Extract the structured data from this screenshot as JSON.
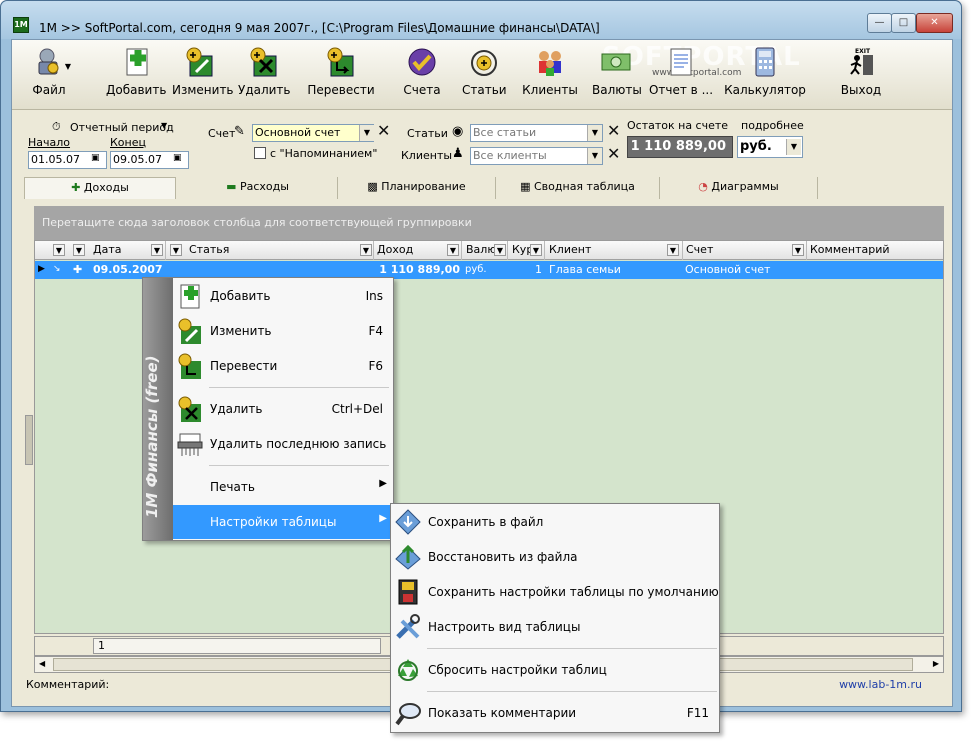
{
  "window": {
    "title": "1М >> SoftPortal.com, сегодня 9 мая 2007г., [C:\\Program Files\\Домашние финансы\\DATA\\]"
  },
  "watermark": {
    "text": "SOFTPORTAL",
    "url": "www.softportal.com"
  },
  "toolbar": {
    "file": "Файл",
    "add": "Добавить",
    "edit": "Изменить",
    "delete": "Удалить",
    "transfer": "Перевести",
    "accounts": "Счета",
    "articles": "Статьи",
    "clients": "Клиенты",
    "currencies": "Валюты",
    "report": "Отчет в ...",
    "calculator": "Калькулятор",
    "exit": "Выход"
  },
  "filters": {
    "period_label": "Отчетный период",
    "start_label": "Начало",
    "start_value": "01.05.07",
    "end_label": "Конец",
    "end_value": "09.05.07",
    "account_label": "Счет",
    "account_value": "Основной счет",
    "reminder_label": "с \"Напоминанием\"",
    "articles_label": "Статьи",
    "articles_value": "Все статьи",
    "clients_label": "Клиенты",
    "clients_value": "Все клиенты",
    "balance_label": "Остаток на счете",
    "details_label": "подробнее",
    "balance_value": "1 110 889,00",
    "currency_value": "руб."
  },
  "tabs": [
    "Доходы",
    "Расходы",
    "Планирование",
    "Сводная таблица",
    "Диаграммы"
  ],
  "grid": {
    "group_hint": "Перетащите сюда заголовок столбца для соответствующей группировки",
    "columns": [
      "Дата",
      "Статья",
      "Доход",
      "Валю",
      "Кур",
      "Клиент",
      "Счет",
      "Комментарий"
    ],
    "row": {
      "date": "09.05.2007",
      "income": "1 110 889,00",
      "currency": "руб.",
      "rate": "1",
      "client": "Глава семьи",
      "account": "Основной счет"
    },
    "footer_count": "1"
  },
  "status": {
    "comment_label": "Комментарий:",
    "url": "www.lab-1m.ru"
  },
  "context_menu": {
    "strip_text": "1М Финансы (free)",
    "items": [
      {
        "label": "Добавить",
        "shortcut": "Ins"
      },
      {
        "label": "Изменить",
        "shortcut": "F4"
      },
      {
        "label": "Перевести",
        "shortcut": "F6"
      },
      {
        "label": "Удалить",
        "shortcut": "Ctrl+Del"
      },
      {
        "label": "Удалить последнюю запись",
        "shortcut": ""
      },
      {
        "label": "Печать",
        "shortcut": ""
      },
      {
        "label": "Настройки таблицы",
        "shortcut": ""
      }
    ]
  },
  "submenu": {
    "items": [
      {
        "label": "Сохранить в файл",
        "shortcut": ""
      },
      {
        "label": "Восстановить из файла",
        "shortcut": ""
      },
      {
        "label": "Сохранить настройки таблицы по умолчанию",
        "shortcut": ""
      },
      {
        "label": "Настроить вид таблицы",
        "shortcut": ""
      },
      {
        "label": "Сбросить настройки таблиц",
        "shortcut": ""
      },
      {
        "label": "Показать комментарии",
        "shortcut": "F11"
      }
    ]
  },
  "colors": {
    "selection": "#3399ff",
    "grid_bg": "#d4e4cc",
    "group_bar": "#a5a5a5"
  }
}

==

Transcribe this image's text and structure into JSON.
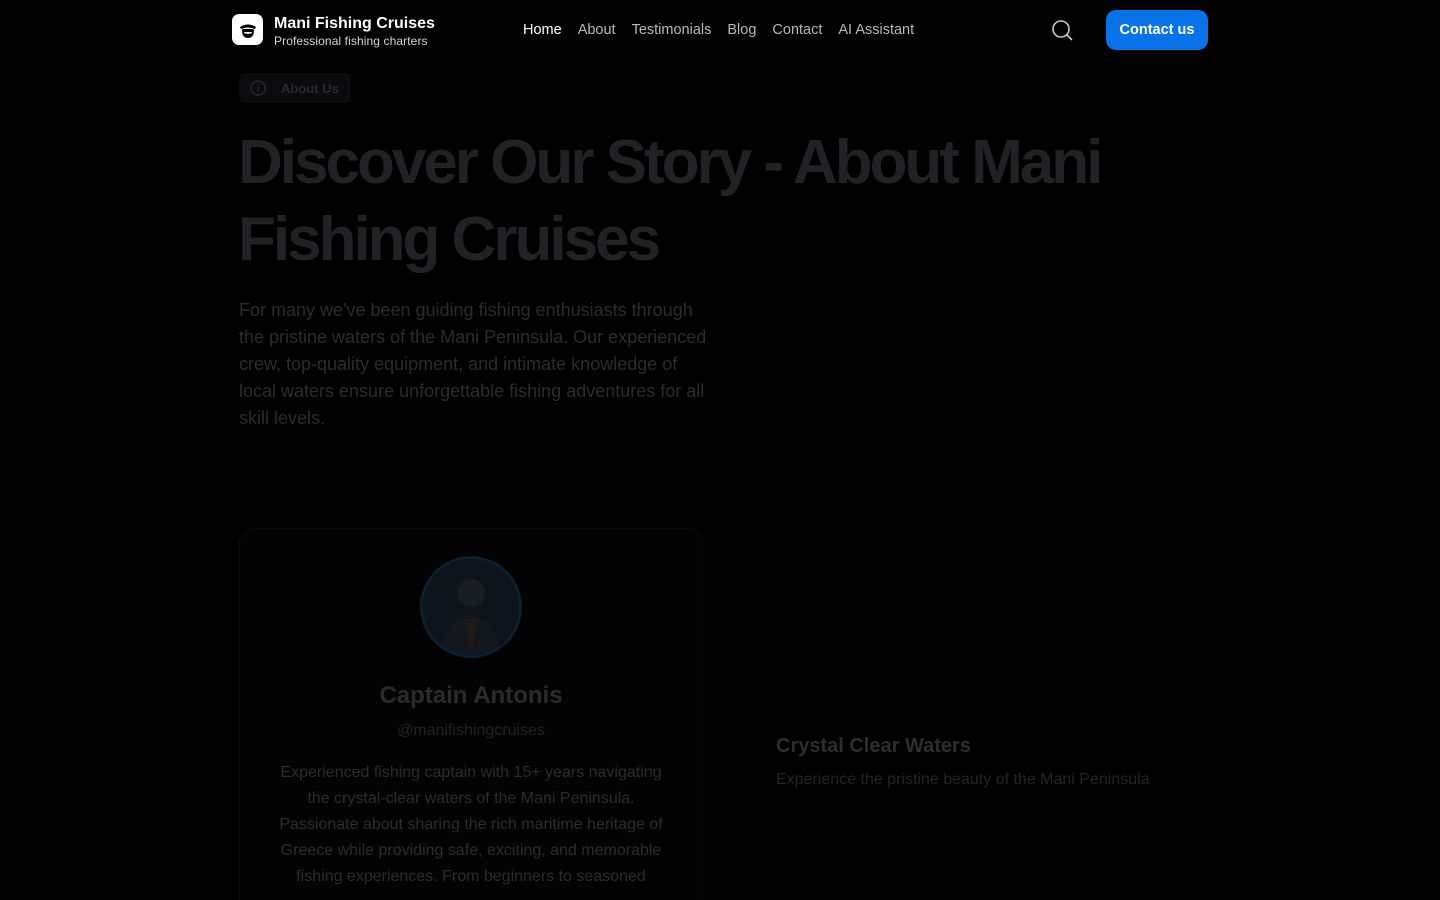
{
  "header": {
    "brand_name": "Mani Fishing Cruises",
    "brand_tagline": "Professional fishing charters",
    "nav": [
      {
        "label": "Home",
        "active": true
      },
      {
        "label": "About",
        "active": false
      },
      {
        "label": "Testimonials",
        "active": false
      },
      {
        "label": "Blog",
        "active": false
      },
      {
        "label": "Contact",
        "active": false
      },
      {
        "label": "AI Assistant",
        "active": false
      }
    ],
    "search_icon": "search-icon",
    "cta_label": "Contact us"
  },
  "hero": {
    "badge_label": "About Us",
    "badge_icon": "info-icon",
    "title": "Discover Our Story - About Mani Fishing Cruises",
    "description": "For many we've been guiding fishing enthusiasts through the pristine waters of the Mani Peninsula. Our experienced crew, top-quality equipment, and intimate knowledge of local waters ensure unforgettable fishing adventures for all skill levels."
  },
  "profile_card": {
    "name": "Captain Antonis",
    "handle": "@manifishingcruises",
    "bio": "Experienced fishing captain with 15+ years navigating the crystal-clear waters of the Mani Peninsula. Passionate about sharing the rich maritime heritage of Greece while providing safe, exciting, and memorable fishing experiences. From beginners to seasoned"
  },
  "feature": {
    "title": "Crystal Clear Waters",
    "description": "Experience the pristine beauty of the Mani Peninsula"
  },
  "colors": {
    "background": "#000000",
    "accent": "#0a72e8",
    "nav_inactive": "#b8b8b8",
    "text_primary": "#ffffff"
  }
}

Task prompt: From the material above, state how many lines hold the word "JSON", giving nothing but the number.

Written solution: 2